Web page and app entries:
━━━━━━

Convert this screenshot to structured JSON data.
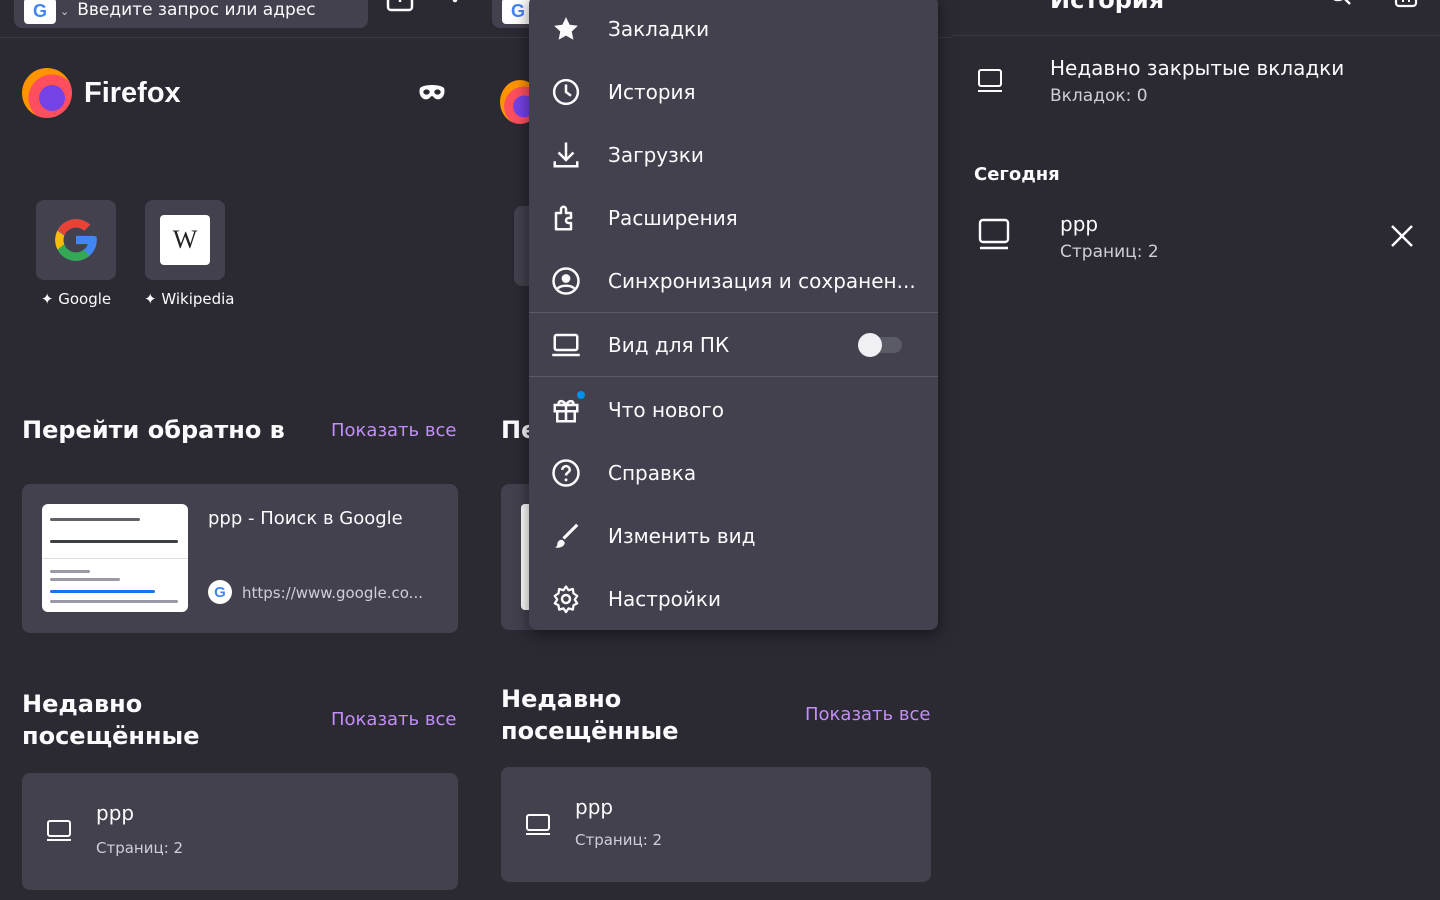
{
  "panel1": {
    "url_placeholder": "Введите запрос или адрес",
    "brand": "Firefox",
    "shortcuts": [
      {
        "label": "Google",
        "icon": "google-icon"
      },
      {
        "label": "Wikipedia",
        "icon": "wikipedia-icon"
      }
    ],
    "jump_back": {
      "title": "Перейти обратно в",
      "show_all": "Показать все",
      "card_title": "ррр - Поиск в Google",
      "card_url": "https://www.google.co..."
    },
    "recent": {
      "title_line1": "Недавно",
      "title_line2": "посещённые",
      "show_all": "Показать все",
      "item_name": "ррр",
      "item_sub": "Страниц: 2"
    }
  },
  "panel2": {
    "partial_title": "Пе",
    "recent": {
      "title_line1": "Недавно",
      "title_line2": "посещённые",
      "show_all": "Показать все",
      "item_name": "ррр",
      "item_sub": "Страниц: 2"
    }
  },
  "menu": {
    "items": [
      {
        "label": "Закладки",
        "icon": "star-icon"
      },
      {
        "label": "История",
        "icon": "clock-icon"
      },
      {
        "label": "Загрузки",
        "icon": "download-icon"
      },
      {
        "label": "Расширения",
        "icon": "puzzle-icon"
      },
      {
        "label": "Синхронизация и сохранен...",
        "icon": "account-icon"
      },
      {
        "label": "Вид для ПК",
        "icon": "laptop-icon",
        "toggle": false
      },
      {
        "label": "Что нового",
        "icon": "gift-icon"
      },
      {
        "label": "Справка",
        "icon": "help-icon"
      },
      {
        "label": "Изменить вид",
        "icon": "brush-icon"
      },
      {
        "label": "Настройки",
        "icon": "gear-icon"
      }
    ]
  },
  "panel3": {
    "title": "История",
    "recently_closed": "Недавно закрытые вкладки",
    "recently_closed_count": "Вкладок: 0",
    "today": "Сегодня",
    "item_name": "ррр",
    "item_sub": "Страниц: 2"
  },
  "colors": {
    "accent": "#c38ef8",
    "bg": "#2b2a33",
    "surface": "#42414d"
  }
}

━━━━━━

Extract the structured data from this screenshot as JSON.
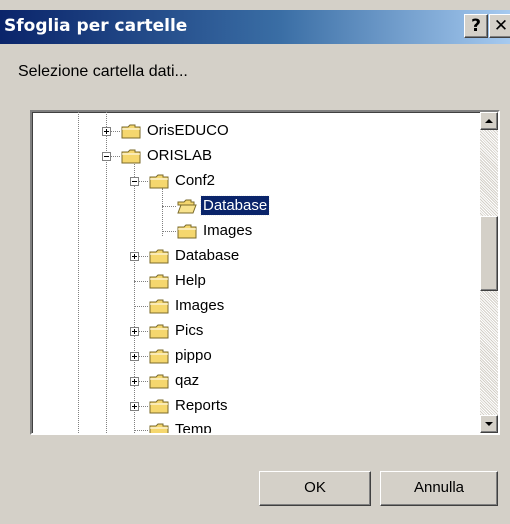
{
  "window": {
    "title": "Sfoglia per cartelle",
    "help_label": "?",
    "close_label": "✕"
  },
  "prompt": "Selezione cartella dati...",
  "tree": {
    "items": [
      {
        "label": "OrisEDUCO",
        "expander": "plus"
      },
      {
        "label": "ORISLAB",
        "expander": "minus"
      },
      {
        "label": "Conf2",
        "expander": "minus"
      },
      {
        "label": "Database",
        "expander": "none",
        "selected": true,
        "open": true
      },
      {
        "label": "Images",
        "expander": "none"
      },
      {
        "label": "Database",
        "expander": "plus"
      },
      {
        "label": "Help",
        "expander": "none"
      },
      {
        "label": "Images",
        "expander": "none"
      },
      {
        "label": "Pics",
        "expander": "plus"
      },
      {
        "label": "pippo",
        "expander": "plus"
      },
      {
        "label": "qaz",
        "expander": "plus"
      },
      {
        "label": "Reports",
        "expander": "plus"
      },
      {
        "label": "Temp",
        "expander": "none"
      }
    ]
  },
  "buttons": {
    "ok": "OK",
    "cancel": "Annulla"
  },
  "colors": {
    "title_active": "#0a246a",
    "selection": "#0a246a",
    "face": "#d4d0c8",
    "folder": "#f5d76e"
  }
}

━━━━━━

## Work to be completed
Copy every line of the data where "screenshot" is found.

## Answer area
Convert this screenshot to structured JSON data.
Extract the structured data from this screenshot as JSON.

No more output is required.